Moonlight depicts a few different times during the life of Chiron, an African-American man who grew up surrounded by violence, drugs and poverty. It’s not exactly a linear story, but more a series of moments from his life. It’s rough and, at times, hard to watch. It raises the question of how can one person live their own truth when any sign of difference is seen as a weakness to be exploited and destroyed.
This is one of those slow-moving films that I find I either love or very much dislike. Moonlight is one which I loved despite the sadness it brings. It’s a tough film, it’s hard to watch characters get damaged and have so much pain, both inside and out. One of my favourite scenes in the film is when Chiron is making a bed with Teresa, pretty much the only person in his life that he truly trusts. She manages to get him to smile, and there is a moment of hope. Just a moment.
Moonlight won Oscars for Best Motion Picture of the Year, Best Performance by an Actor in a Supporting Role (Mahershala Ali), Best Adapated Screenplay and was nominated for Best Performance by an Actress in a Supporting Role (Naomie Harris), Best Achievement in Directing (Barry Jenkins), Best Achievement in Cinematography, Best Achievement in Film Editing and Best Achievement in Music Written for Motion Pictures (Original Score). It won the Golden Globe for Best Motion Picture – Drama and was nominated for Best Performance by an Actor in a Supporting Role (Mahershala Ali), Best Performance by an Actress in a Supporting Role (Naomie Harris), Best Direct – Motion Picture (Barry Jenkins), Best Screenplay (Barry Jenkins) and Best Original Score – Motion Picture.
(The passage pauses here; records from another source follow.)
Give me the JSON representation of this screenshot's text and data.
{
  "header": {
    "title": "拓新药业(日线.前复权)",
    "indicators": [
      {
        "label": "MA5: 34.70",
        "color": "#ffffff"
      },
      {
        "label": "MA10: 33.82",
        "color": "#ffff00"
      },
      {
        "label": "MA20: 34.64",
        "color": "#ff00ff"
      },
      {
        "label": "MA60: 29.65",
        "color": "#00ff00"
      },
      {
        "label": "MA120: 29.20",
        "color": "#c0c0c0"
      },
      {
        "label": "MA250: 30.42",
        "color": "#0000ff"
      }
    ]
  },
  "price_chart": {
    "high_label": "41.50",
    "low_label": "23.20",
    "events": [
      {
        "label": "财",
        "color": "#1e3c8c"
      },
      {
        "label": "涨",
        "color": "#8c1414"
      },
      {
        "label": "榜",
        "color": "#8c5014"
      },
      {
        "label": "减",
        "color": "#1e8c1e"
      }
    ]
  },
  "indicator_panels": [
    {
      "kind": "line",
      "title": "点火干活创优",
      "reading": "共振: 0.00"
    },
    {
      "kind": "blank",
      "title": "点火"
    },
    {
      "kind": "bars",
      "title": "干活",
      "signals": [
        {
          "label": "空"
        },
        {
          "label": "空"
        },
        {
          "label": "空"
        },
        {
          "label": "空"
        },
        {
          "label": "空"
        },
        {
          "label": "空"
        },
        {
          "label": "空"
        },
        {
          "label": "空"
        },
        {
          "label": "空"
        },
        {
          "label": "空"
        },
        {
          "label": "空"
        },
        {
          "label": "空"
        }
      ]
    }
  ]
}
It was nominated for BAFTAs for Best Film, Best Supporting Actor (Mahershala Ali), Best Supporting Actress (Naomie Harris) and Best Screenplay (Original) (Barry Jenkins).
Luke Cage (Mike Coulter) is a muscular bloke who is living under an assumed name after coming out of prison for a wrongful conviction. And is is unkillable – bullets bounce off him, and he is incredibly strong. He’s just trying to get through life, dealing with the grief of losing a loved one, working crappy jobs and keeping his head down. Meanwhile, politician Mariah Dillard (Alfre Woodard) is trying to build up Harlem for all of the African American residents – build it up whilst avoiding gentrification from white society. However, she’s being dogged by her cousin Cornell Stokes (Mahershala Ali), a wonderfully Shakespearean criminal overlord who has used her misappropriated money for nefarious purposes and is going to bring them all down.
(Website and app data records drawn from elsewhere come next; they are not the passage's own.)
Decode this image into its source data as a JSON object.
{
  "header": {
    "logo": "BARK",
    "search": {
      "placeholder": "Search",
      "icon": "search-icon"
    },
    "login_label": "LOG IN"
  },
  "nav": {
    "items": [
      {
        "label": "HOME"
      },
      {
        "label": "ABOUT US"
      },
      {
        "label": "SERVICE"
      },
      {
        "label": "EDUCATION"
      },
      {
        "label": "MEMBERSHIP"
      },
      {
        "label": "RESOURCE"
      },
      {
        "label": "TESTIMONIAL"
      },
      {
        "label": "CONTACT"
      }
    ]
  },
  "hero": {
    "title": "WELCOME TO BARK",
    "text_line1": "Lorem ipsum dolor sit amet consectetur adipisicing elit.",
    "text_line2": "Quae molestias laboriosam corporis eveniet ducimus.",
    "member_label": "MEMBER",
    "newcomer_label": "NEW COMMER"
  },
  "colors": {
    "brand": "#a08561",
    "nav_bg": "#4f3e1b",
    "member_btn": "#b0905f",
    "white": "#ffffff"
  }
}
There is a lot to like about this show. It’s cast is fabulous, the world they have created is stunning and I just love Luke. And the recurring character of Clare Temple (Rosario Dawson) is just getting better and better. But I think my favourite part of the show is that Cornell Stoke runs his empire from a club that has fabulous live acts – it was wonderful to see Charles Bradley, and then my heart almost broke when the late and wonderful Sharon Jones appeared. Too good.
Having not posted my review for the first part of Mockingjay until after watching this one, I was pretty surprised at how excited I’d been. Given how much I was bored during the second part.
While the books kept my attention right through to the end, this film bored me deeply. I couldn’t care about how it all ended – despite going it at the start loving it. Yes, it follows the same mood and world created, but *yawn* I just got sick of it.
So Katniss (Jennifer Lawrence) is sick of being the ‘face’ of the rebellion, so she sneaks off to do her own thing. Only then she ends up with a crew around her. And stuff happens. For me, not enough action, and these last two films should have been just the one.
I’d been bit concerned that I’d lost my Hunger Games mojo… I couldn’t really recall the second film, and while I was very interested in seeing how they deal with the intense darkness of the third book, if the second film hadn’t stuck in my mind, would it be worth it? Me and a couple of mates watched the first two films in the lead up to Mockingjay and it still wasn’t sticking – though I was feeling a lot of love for the character and the overall story.
If you haven’t seen the first two and want to, here’s a big spoiler alert.
At the end of Catching Fire, Katniss (Jennifer Lawrence) had been rescued from the arena and Peeta (Josh Hutcherson) had been left behind. Katniss is now with the resistance of District Thirteen, under the rule of President Alma Coin (Julianne Moore) and guidance of Plutarch (Philip Seymour Hoffman). But, she is not willing to just be their face, they need to let her find her leadership, and she does. In the meantime, a whole heap of people die and are injured, and rebellion is happening all over the place.
It’s quite a slow film in that there is a lot of ground to cover. It seems to be the thing to break single books into multiple films and it sometimes works well (Harry Potter) and sometime less so (The Hobbit), but this seems to be a case of needing to split it. The really dark stuff is yet to come, although the end of this film saw the first hints of it. I just wish they didn’t make us wait a whole year for it – I know, I know, it’s all about the money, but I want it NOW!!!
The Hunger Games: Mockingjay Part 1 was nominated for a Golden Globe for Best Original Song – Motion Picture.